Neurobiological roots of psychopathy

Mol Psychiatry. 2020 Dec;25(12):3432-3441. doi: 10.1038/s41380-019-0488-z. Epub 2019 Aug 27.


Psychopathy is an extreme form of antisocial behavior, with about 1% prevalence in the general population, and 10-30% among incarcerated criminal offenders. Although the heritability of severe antisocial behavior is up to 50%, the genetic background is unclear. The underlying molecular mechanisms have remained unknown but several previous studies suggest that abnormal glucose metabolism and opioidergic neurotransmission contribute to violent offending and psychopathy. Here we show using iPSC-derived cortical neurons and astrocytes from six incarcerated extremely antisocial and violent offenders, three nonpsychopathic individuals with substance abuse, and six healthy controls that there are robust alterations in the expression of several genes and immune response-related molecular pathways which were specific for psychopathy.

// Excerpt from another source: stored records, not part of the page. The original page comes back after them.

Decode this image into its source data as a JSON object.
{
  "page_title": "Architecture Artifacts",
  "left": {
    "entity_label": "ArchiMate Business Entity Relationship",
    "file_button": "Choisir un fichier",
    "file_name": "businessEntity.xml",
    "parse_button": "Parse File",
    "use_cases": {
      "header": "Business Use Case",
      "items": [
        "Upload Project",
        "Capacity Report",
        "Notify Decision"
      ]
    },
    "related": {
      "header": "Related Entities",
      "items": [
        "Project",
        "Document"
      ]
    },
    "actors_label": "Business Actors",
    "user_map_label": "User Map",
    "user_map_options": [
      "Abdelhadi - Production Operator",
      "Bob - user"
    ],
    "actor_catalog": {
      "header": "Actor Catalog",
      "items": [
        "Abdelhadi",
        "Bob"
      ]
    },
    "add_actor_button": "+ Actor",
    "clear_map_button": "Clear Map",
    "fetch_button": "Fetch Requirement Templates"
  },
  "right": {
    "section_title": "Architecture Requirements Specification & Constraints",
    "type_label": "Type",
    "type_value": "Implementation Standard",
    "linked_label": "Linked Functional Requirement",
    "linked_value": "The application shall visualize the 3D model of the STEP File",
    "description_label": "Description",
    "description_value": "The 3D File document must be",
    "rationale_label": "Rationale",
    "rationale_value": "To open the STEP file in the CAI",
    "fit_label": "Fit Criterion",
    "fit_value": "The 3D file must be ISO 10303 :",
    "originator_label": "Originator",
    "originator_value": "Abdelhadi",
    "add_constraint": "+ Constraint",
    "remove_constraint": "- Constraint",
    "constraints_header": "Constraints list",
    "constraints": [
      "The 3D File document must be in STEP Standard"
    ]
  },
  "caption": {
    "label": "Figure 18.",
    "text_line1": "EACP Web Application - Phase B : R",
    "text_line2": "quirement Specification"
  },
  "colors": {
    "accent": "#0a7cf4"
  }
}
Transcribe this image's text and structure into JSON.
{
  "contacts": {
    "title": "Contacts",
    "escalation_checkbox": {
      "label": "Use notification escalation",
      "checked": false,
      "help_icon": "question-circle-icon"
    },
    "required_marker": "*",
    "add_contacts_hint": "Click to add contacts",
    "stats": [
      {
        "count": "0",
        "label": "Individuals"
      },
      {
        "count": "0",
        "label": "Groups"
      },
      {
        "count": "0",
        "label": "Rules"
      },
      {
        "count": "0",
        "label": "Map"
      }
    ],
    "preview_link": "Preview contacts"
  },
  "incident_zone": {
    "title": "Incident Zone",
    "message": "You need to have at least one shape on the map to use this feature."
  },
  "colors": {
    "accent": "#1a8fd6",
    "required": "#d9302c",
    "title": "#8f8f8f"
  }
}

In neurons, psychopathy was associated with marked upregulation of RPL10P9 and ZNF132, and downregulation of CDH5 and OPRD1. In astrocytes, RPL10P9 and MT-RNR2 were upregulated. Expression of aforementioned genes explained 30-92% of the variance of psychopathic symptoms. The gene expression findings were confirmed with qPCR. These genes may be relevant to the lack of empathy and emotional callousness seen in psychopathy, since several studies have linked these genes to autism and social interaction.

Publication types

  • Research Support, Non-U.S. Gov't

MeSH terms

  • Aggression
  • Antisocial Personality Disorder* / genetics
  • Criminals*
  • Emotions
  • Empathy
  • Humans